Additionally, there's also satellite imagery from Himawari-8.

This technology scans Australia every 10 minutes and users can zoom into an area for a closer look.

See here for ten tips for a more detailed weather forecast

Mapping groundwater-dependent ecosystems
PUBLISHED 21 July, 2017

Groundwater is an essential water source for many rural communities and agricultural areas, but did you know groundwater may also be sustaining your local surface water supply?

Many rivers, landscapes, plants and animals need groundwater to support their health in dry times—or all of the time. These are known as groundwater-dependent ecosystems. Being dependent on an underground, ‘hidden’ water source, means these ecosystems can be vulnerable. So why do they matter and how can they be protected?

Groundwater-dependent ecosystems can have ecological, social and cultural values, as well as significant economic value. Many agricultural activities depend on water supplied by rivers, which in turn can depend on inflows from groundwater, especially during dry periods. Managing our groundwater resources needs a balanced approach, ensuring the current and future needs of all users of the resource are taken into account.

The Groundwater Dependent Ecosystems Atlas is a national dataset and web-based mapping application to inform groundwater management and planning. You can visualise, analyse and download information about groundwater-dependent ecosystems in your area without needing specialised software.

 Find out more about this groundwater mapping tool, and access it and other groundwater resources through the Bureau of Meteorology's groundwater information suite.


There are now simpler ways to access water storage and water markets information around the country.

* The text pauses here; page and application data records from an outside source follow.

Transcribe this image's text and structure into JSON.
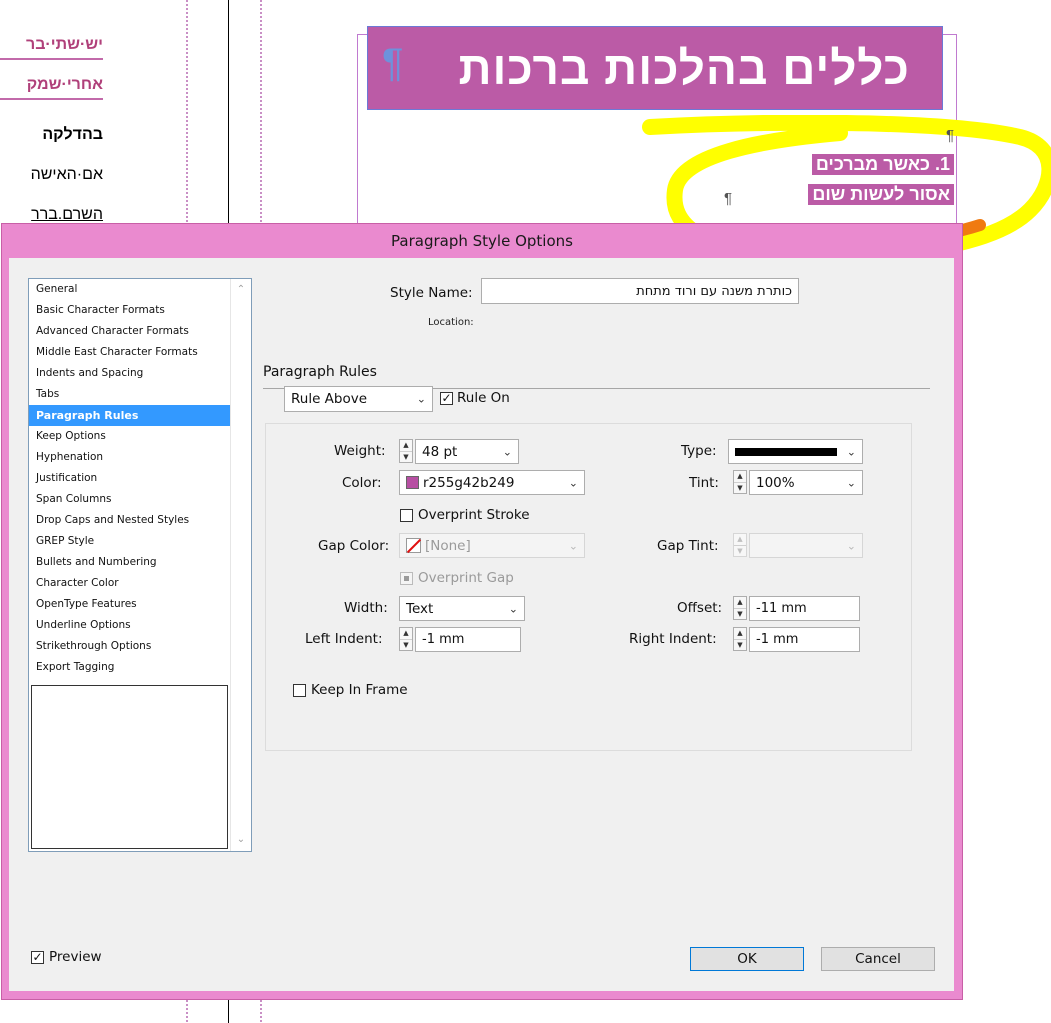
{
  "document": {
    "left_fragments": [
      "יש·שתי·בר",
      "אחרי·שמק",
      "בהדלקה",
      "אם·האישה",
      "השרם.ברר"
    ],
    "heading": "כללים בהלכות ברכות",
    "pilcrow": "¶",
    "list_line_1": "1.  כאשר מברכים",
    "list_line_2": "אסור לעשות שום"
  },
  "dialog": {
    "title": "Paragraph Style Options",
    "categories": [
      "General",
      "Basic Character Formats",
      "Advanced Character Formats",
      "Middle East Character Formats",
      "Indents and Spacing",
      "Tabs",
      "Paragraph Rules",
      "Keep Options",
      "Hyphenation",
      "Justification",
      "Span Columns",
      "Drop Caps and Nested Styles",
      "GREP Style",
      "Bullets and Numbering",
      "Character Color",
      "OpenType Features",
      "Underline Options",
      "Strikethrough Options",
      "Export Tagging"
    ],
    "selected_category": "Paragraph Rules",
    "style_name_label": "Style Name:",
    "style_name_value": "כותרת משנה עם ורוד מתחת",
    "location_label": "Location:",
    "section_title": "Paragraph Rules",
    "rule_select": "Rule Above",
    "rule_on_label": "Rule On",
    "rule_on_checked": true,
    "weight_label": "Weight:",
    "weight_value": "48 pt",
    "type_label": "Type:",
    "color_label": "Color:",
    "color_value": "r255g42b249",
    "color_swatch": "#b74fa3",
    "tint_label": "Tint:",
    "tint_value": "100%",
    "overprint_stroke_label": "Overprint Stroke",
    "gap_color_label": "Gap Color:",
    "gap_color_value": "[None]",
    "gap_tint_label": "Gap Tint:",
    "overprint_gap_label": "Overprint Gap",
    "width_label": "Width:",
    "width_value": "Text",
    "offset_label": "Offset:",
    "offset_value": "-11 mm",
    "left_indent_label": "Left Indent:",
    "left_indent_value": "-1 mm",
    "right_indent_label": "Right Indent:",
    "right_indent_value": "-1 mm",
    "keep_in_frame_label": "Keep In Frame",
    "preview_label": "Preview",
    "preview_checked": true,
    "ok_label": "OK",
    "cancel_label": "Cancel"
  },
  "colors": {
    "heading_bg": "#bb5ba6",
    "dialog_frame": "#ea8acf",
    "selection": "#3399ff",
    "highlighter": "#ffff00",
    "highlighter_orange": "#f07a10"
  }
}
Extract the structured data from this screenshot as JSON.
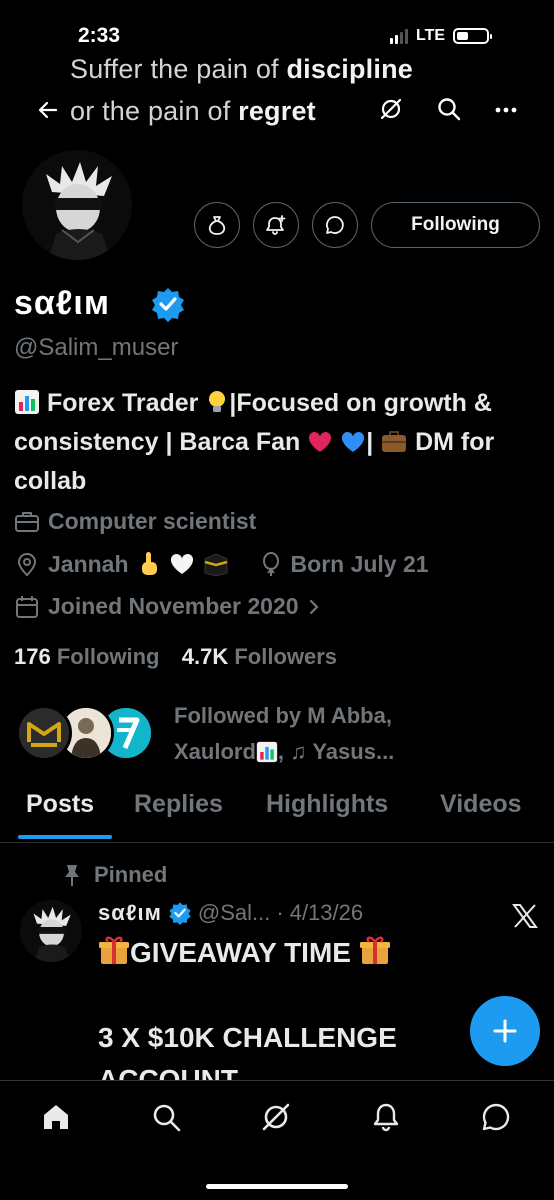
{
  "status": {
    "time": "2:33",
    "network": "LTE"
  },
  "banner": {
    "line1_prefix": "Suffer the pain of ",
    "line1_bold": "discipline",
    "line2_prefix": "or the pain of ",
    "line2_bold": "regret"
  },
  "header": {
    "icons": [
      "back-arrow-icon",
      "grok-icon",
      "search-icon",
      "more-icon"
    ]
  },
  "actions": {
    "following_label": "Following"
  },
  "profile": {
    "display_name": "sαℓιм",
    "handle": "@Salim_muser",
    "bio": {
      "part1": "Forex Trader",
      "part2": "|Focused on growth & consistency | Barca Fan",
      "part3": "|",
      "part4": "DM for collab"
    },
    "profession": "Computer scientist",
    "location": "Jannah",
    "birthday": "Born July 21",
    "joined": "Joined November 2020"
  },
  "stats": {
    "following_count": "176",
    "following_label": "Following",
    "followers_count": "4.7K",
    "followers_label": "Followers"
  },
  "followed_by": {
    "line1": "Followed by M Abba,",
    "line2a": "Xaulord",
    "line2b": ", ♫ Yasus..."
  },
  "tabs": [
    "Posts",
    "Replies",
    "Highlights",
    "Videos"
  ],
  "post": {
    "pinned_label": "Pinned",
    "author_name": "sαℓιм",
    "author_handle": "@Sal...",
    "separator": "·",
    "date": "4/13/26",
    "line1": "GIVEAWAY TIME",
    "line2": "3 X $10K CHALLENGE",
    "line3": "ACCOUNT"
  },
  "colors": {
    "accent": "#1d9bf0",
    "muted": "#71767b",
    "background": "#000000"
  }
}
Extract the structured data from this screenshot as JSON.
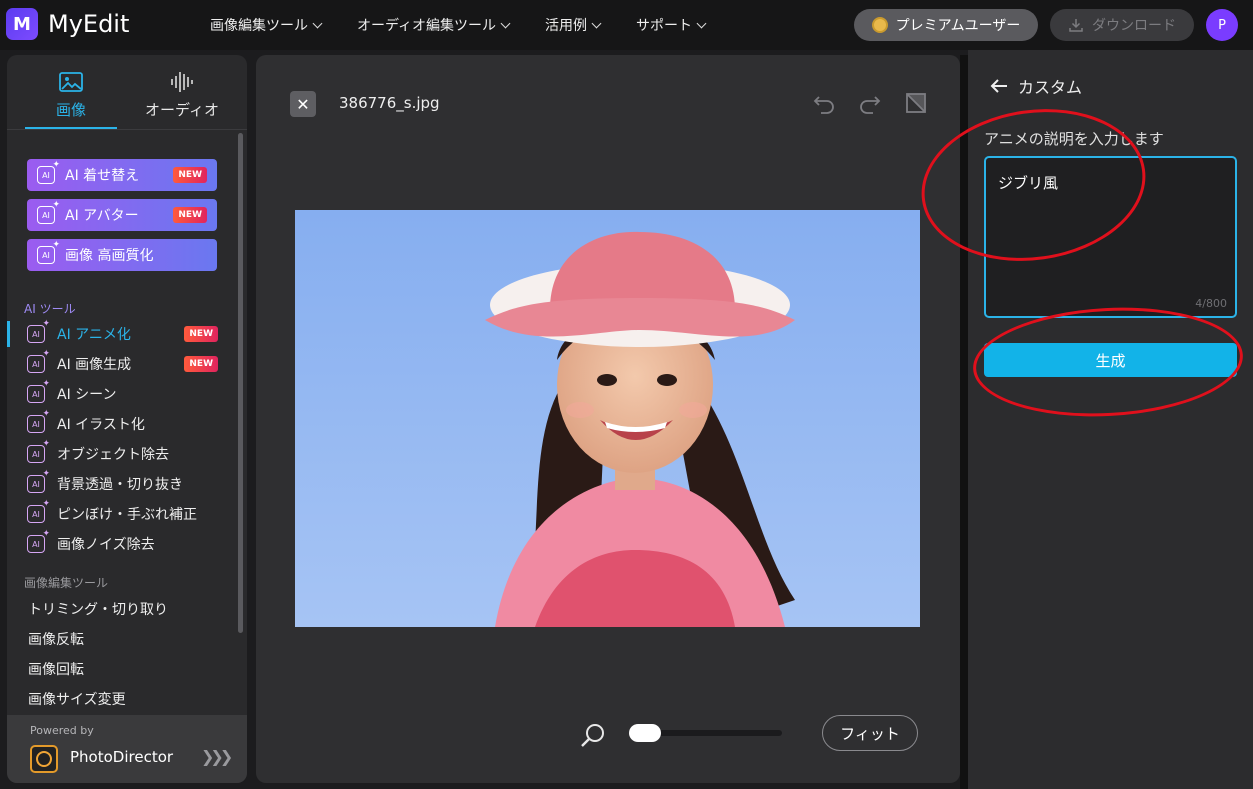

 The Bureau of Meteorology's water information dashboards give you access to water storage and water markets information via a single web page.

 They've also upgraded the BOM Water Storage smartphone application—first released in 2010—and it is now available for iPhone and Android users.

 The water storage dashboard and smartphone application continue to provide nationally consistent and directly comparable information surface water stores across Australia, giving you an independent and transparent understanding of the nation's water resources. The upgraded website provides improved search functions, and interactive graphs.

 The water markets dashboard supports more efficient water markets, with improved public access to information that supports trading decisions. This dashboard replaces the former National Water Markets website. Users continue to have access to existing water trade information—but now have access to a longer record and better quality data.

 The water markets dashboard also provides greater spatial resolution and trade information. This includes the ability to see water trades in more than 1000 regions across Australia.

 Check out the new water information dashboards and download the free app for iPhone or Android


The Bureau of Meteorology has released a 'cracking' new lightning viewer available at

This lightning detection service has been added as a viewing option or 'layer' for the Bureau’s high definition Himawari satellite cloud viewer and is updated every 10 minutes.

The Bureau's General Manager Data Dr Anthony Rea said the addition of a near real-time information lightning service can help people seek safety in advance of an approaching thunderstorm.

“Lightning is dangerous. It is associated with thunderstorms and can occur well away from the storm’s centre," Dr Rea said.

“Adding the new lightning layer to the satellite infrared cloud image will also help Australians living in remote areas with limited radar coverage to identify severe weather and track thunderstorms."

The Bureau’s viewer shows the frequency of lightning ranging from two to more than 20 strikes every ten minutes. It also shows the most recent four hours of lightning data consistent with the satellite cloud image updates.

The lightning coverage is Australia-wide and extends into the surrounding high seas.

Users can zoom into to an area only slightly bigger than that of New South Wales. They can also select viewing options that add coastal and state boundaries, as well as roads and cities, to show where lightning has struck.

An animation of the new lightning detection viewer is available at